  • depth
  • temperature

I am saving all of the datapoints in the “elkhorncreek” _measurement.  And there are no tags (but I have ideas for that in the future)

InfluxDB Line Protocol

There are a number of different methods to insert data into the Influx DB.  Several of them rely on “Line Protocol“.  This is simply a text string formatted like this:

For my purposes a text string like this will insert a new datapoint into the “elkhorncreek” measurement with a depth of 1.85 fee and a temperature of 19c (yes we are a mixed unit household)

  • elkhorncreek depth=1.85,temperature=19.0

Python & InfluxDB

I know that I want to run a Python program on the Raspberry Pi which gets the sensor data via I2C and then writes it into the cloud using the InfluxAPI.  It turns out that when you log into you new Influx DB that there is a built in webpage which shows you exactly how to do this.  Click on “Data” then “sources” then “Python”

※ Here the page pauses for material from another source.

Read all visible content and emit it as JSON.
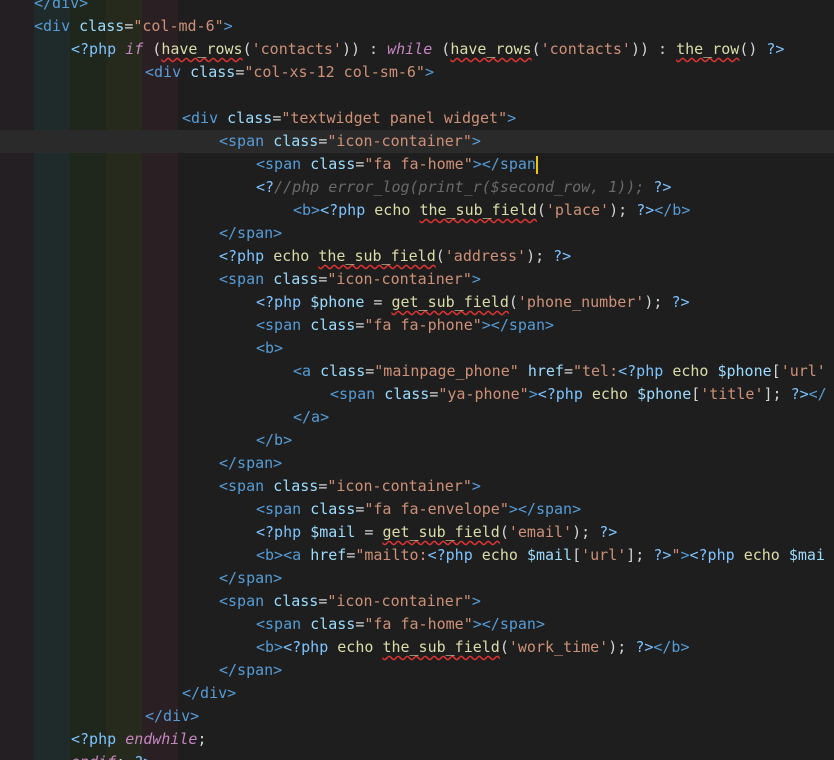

You will see a screen like this which has exactly the Python code you need (almost).

To make this code work on your system you need to install the influxdb-client library by running “pip install influxdb-client”

(venv) pi@iotexpertpi:~/influx-test $ pip install influxdb-client
Looking in indexes:,
Collecting influxdb-client
  Using cached
Collecting urllib3>=1.15.1 (from influxdb-client)
  Using cached
Collecting pytz>=2019.1 (from influxdb-client)
  Using cached
Collecting certifi>=14.05.14 (from influxdb-client)
  Using cached
Collecting rx>=3.0.1 (from influxdb-client)
  Using cached
Collecting six>=1.10 (from influxdb-client)
  Using cached
Requirement already satisfied: setuptools>=21.0.0 in ./venv/lib/python3.7/site-packages (from influxdb-client) (40.8.0)
Collecting python-dateutil>=2.5.3 (from influxdb-client)
  Using cached
Installing collected packages: urllib3, pytz, certifi, rx, six, python-dateutil, influxdb-client
Successfully installed certifi-2020.12.5 influxdb-client-1.17.0 python-dateutil-2.8.1 pytz-2021.1 rx-3.2.0 six-1.16.0 urllib3-1.26.4
(venv) pi@iotexpertpi:~/influx-test $

Now write a little bit of code.  If you remember from the previous post I run a cronjob that gets the data from the I2C.  It will then run this program to do the insert of the data into the Influxdb.  Notice that I get the depth and temperature from the command line.   The “token” is an API key which you must include with requests to identify you are having permission to write into the database (more on this later).  The “data” variable is just a string formatted in “Influx Line Protocol”

import sys
from datetime import datetime
from influxdb_client import InfluxDBClient, Point, WritePrecision
from influxdb_client.client.write_api import SYNCHRONOUS

if len(sys.argv) != 3:
    sys.exit("Wrong number of arguments")

# You can generate a Token from the "Tokens Tab" in the UI
token = "UvZvrrnk8yXvlVm1yrMmH2ZE706dZ14kpqSoE2u0COnDdqmQFTmIWPMjk0U2tO_GqmjzCupi_EaYP65RP4bELQ=="
org = "creekdata"
bucket = "creekdata"

client = InfluxDBClient(url="http://linux.local:8086", token=token)

write_api = client.write_api(write_options=SYNCHRONOUS)

data = f"elkhorncreek depth={sys.argv[1]},temperature={sys.argv[2]}"
write_api.write(bucket, org, data)

Now I update my shell script to run the Influx as well as the original MySQL insert.


cd ~/influxdb
source venv/bin/activate
#echo $vals
python $vals
python $vals

InfluxDB Data Explorer

After a bit of time (for some inserts to happen) I go to the data explorer in the web interface.  You can see that I have a number of readings.  This is filtering for “depth”

This is filtering for “temperature”

Influx Tokens

To interact with an instance of the InfluxDB you will need an API key, which they call a token.  Press the “data” icon on the left side of the screen.  Then click “Tokens”.  You will see the currently available tokens, in this case just the original token.  You can create more tokens by pressing the blue + generate Token icon.

Clock on the token.  Then copy it to your clipboard.